It doesn’t matter what the energy companies say, fossil fuels (even shale gas) are finite. They will run out. The population of the world is expanding and instead of helping the Africans to improve their land and grow crops to feed themselves and maybe others, we are helping them to fight each other through the Arms Business.

It’s all so backwards.

 

I don’t care about money. Actually, that’s not quite true… I do care about it, but not in a materialistic way.

I’m forced through circumstance (lack of full time teaching jobs in my area, being unable to drive and a son who needs more than usual maternal attention due to being Aspergers) to remain a stay at home mum. So I write books, publish them myself (as best I can) and volunteer in the community as a Guider.

My partner, having been thrown out of one industry for being Dyslexic and undiagnosed Aspergers, is changing career to one that suits him as a person and looking for work. Unfortunately, it’s one of those careers that (like writing) is very difficult to get into without a lot of experience. Which he doesn’t have, despite being talented at his chosen career.

I care about money because we need it to live; you can’t buy food or energy without it and the prices are getting higher every week as the more materialistic of the human race try to pull as much of the world’s money into their personal accounts.

My writing makes a little bit of money. The rest (because of the aforementioned circumstances) we have to get through the benefits system.

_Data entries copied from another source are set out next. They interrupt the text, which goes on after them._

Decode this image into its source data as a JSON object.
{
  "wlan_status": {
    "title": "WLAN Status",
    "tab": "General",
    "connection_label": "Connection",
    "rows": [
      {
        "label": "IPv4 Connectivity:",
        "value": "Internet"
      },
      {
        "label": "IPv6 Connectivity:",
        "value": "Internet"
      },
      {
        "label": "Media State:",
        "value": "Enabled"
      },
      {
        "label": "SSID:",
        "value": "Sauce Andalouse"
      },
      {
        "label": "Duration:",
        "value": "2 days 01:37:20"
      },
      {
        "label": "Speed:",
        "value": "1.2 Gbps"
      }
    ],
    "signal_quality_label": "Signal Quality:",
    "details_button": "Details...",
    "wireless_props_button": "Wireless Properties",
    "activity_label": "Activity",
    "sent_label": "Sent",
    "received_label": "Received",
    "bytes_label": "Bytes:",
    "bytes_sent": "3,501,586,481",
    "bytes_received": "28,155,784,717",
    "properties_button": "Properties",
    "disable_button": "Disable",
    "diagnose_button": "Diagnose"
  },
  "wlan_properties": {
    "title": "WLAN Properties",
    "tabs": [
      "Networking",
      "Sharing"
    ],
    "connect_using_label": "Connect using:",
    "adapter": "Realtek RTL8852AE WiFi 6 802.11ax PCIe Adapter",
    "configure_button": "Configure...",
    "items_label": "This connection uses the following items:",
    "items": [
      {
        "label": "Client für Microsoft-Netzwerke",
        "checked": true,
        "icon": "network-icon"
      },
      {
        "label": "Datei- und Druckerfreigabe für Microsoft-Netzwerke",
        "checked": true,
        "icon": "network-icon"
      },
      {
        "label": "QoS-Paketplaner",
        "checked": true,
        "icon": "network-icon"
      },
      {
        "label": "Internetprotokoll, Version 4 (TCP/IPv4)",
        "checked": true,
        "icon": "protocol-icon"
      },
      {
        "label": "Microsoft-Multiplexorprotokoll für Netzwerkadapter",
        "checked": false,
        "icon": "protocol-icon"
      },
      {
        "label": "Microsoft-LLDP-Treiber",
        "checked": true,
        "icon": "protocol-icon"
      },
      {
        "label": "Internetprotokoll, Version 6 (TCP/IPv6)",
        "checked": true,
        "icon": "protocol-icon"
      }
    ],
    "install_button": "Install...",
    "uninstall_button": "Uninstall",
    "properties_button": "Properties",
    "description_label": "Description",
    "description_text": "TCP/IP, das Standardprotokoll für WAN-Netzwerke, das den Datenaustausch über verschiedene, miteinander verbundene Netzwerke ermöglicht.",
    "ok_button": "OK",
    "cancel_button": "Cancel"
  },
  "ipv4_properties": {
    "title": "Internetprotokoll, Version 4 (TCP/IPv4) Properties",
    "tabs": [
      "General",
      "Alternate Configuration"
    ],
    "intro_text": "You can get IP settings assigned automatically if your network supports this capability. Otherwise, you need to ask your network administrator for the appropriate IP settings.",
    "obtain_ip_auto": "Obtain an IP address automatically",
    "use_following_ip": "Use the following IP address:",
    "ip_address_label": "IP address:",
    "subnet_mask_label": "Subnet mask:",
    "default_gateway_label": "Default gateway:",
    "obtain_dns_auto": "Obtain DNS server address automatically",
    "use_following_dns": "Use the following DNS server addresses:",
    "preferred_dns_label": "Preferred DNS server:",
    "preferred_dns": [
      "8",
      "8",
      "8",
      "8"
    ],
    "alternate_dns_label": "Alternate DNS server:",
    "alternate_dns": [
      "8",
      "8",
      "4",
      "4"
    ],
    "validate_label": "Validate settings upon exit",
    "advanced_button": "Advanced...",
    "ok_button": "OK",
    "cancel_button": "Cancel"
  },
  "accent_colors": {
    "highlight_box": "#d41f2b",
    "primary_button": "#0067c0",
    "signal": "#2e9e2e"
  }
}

Which people higher up the money chain are trying to pull out from under us because they think that we don’t deserve it or that we are taking too much from the country and not giving back at all.

It’s a grapefruit juice bubble existence.

Sooner or later (the latter please!) it is going to be bitten into and who knows what comes next?

 

I’m not sure that I am making any sense at the moment – blame it on Sprog, he/she seems to enjoy making me write oddly – so I will leave you with this:

 

Read “Wool” by Hugh Howey.

Enjoy the words as they burst on your mind, revel in the wonderful story, then think about what he is telling us about our world.

 

And when the next chance comes for you to vote in an election of some sort, consider what the party you are going to vote for would do with the country you live in.

Would they make it better for everyone or just for themselves?